Crook Log leasehold conveyancing: Q and A’s
My partner and I may need to let out our Crook Log 1st floor flat temporarily due to taking a sabbatical. We instructed a Crook Log conveyancing firm in 2001 but they have since shut and we did not have the foresight to seek any advice as to whether the lease prohibits the subletting of the flat. How do we find out?
Some leases for properties in Crook Log do contain a provision to say that subletting is only allowed with permission. The landlord is not entitled to unreasonably refuse but, in such cases, they would need to review references. Experience suggests that problems are usually caused by unsatisfactory tenants rather than owner-occupiers and for that reason you can expect the freeholder to take up the references and consider them carefully before granting consent.
Looking forward to sign contracts shortly on a studio apartment in Crook Log. Conveyancing solicitors assured me that they will have a report out to me next week. Are there areas in the report that I should be focusing on?
Your report on title for your leasehold conveyancing in Crook Log should include some of the following:
- The unexpired lease term You should be advised as what happens when the lease ends, and aware of the importance of the 80 year mark
Back In 2009, I bought a leasehold house in Crook Log. Conveyancing and Alliance & Leicester mortgage are in place. I have received a letter from someone saying they have taken over the freehold. It included a ground rent demand for rent dating back to 1995. The conveyancing solicitor in Crook Log who previously acted has long since retired.What should I do?
The first thing you should do is make enquiries of HMLR to make sure that this person is in fact the new freeholder. There is no need to incur the fees of a Crook Log conveyancing lawyer to do this as you can do this on the Land Registry website for a few pound. You should note that regardless, even if this is the rightful landlord, under the Limitation Act 1980 the limitation period for recovery of ground rent is six years.
I work for a reputable estate agency in Crook Log where we have witnessed a number of flat sales jeopardised as a result of leases having less than 80 years remaining. I have received conflicting advice from local Crook Log conveyancing firms.

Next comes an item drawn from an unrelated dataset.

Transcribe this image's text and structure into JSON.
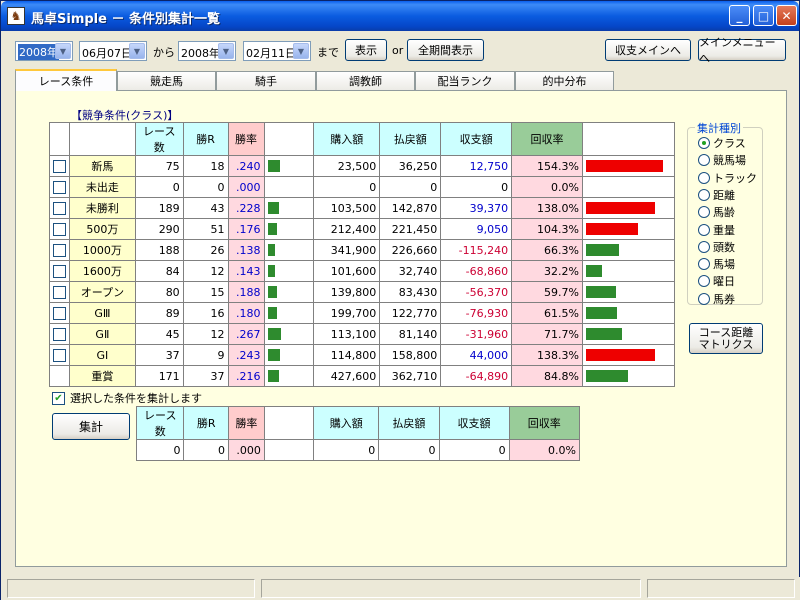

Could you confirm whether the owner of a flat can start the lease extension formalities for the purchaser on completion of the sale?

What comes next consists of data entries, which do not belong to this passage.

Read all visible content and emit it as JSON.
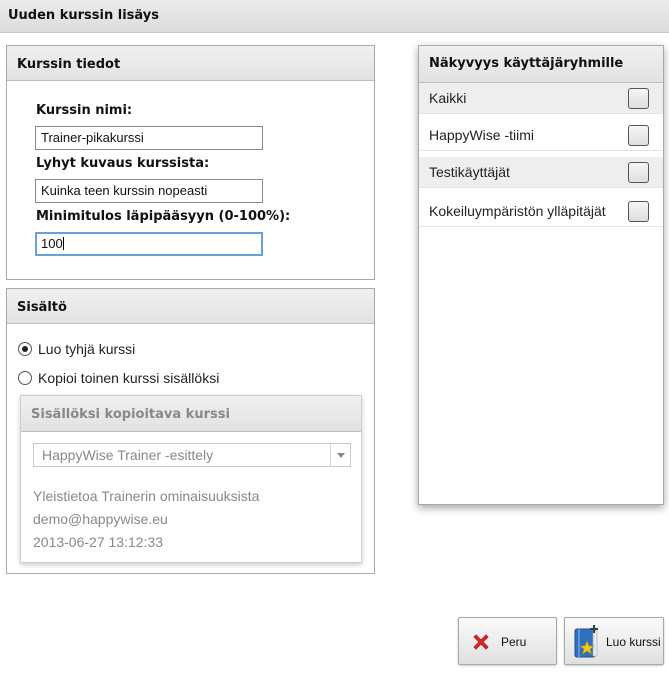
{
  "window": {
    "title": "Uuden kurssin lisäys"
  },
  "course_info": {
    "header": "Kurssin tiedot",
    "name_label": "Kurssin nimi:",
    "name_value": "Trainer-pikakurssi",
    "desc_label": "Lyhyt kuvaus kurssista:",
    "desc_value": "Kuinka teen kurssin nopeasti",
    "min_label": "Minimitulos läpipääsyyn (0-100%):",
    "min_value": "100"
  },
  "content": {
    "header": "Sisältö",
    "option_empty": "Luo tyhjä kurssi",
    "option_copy": "Kopioi toinen kurssi sisällöksi",
    "selected_option": "empty",
    "copy_section": {
      "header": "Sisällöksi kopioitava kurssi",
      "selected_course": "HappyWise Trainer -esittely",
      "description": "Yleistietoa Trainerin ominaisuuksista",
      "email": "demo@happywise.eu",
      "date": "2013-06-27 13:12:33"
    }
  },
  "visibility": {
    "header": "Näkyvyys käyttäjäryhmille",
    "groups": [
      {
        "label": "Kaikki",
        "checked": false
      },
      {
        "label": "HappyWise -tiimi",
        "checked": false
      },
      {
        "label": "Testikäyttäjät",
        "checked": false
      },
      {
        "label": "Kokeiluympäristön ylläpitäjät",
        "checked": false
      }
    ]
  },
  "buttons": {
    "cancel": "Peru",
    "create": "Luo kurssi"
  },
  "icons": {
    "cancel": "red-x-icon",
    "create": "book-star-icon"
  },
  "colors": {
    "focus_border": "#6a9fd8",
    "cancel_icon": "#e0242b",
    "book_blue": "#2f6fc0",
    "star_yellow": "#f5c518"
  }
}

Provided that the seller has been the owner for at least 2 years it is possible, to serve a Section 42 notice to commence the lease extension process and assign the benefit of the notice to the purchaser. The benefit of this is that the buyer need not have to wait 2 years for a lease extension. Both sets of lawyers will agree to form of assignment. The assignment has to be done prior to, or simultaneously with completion of the sale.
An alternative approach is to agree the lease extension with the freeholder either before or after the sale. If you are informally negotiating there are no rules and so you cannot insist on the landlord agreeing to grant an extension or transferring the benefit of an agreement to the purchaser.
Having spent years of correspondence we simply can't agree with our landlord on how much the lease extension should cost for our flat in Crook Log. Does the Leasehold Valuation Tribunal have jurisdiction to calculate the appropriate figures?
Most definitely. We are happy to put you in touch with a Crook Log conveyancing firm who can help.
An example of a Lease Extension decision for a Crook Log property is Various @ Colombus Square in January 2012. the Tribunal calculated the premiums to be paid for new leases for each of the flats in Mariners Walk to be £3822 and the premium to be paid for the new lease of 2 Knights Court to be £4439. This case was in relation to 13 flats. The the unexpired residue of the current lease was 76 years.
In relation to leasehold conveyancing in Crook Log what are the most common lease defects?
Leasehold conveyancing in Crook Log is not unique. Most leases are individual and legal mistakes in the legal wording can sometimes mean that certain clauses are erroneous. The following missing provisions could result in a defective lease:
- Repairing obligations to or maintain elements of the property
- A duty to insure the building
- Clauses dealing with recovering service charges for expenditure on the building or common parts.
- Service charge per centages that don't add up correctly leaving a shortfall
You could have a problem when selling your property if you have a defective lease primarily because it impacts on the ability to obtain a mortgage on the property. Birmingham Midshires, Chelsea Building Society, and Barclays Direct all have express requirements when it comes to what is expected in a lease. If a mortgage lender believes that the lease is defective they may refuse to provide security, forcing the purchaser to withdraw.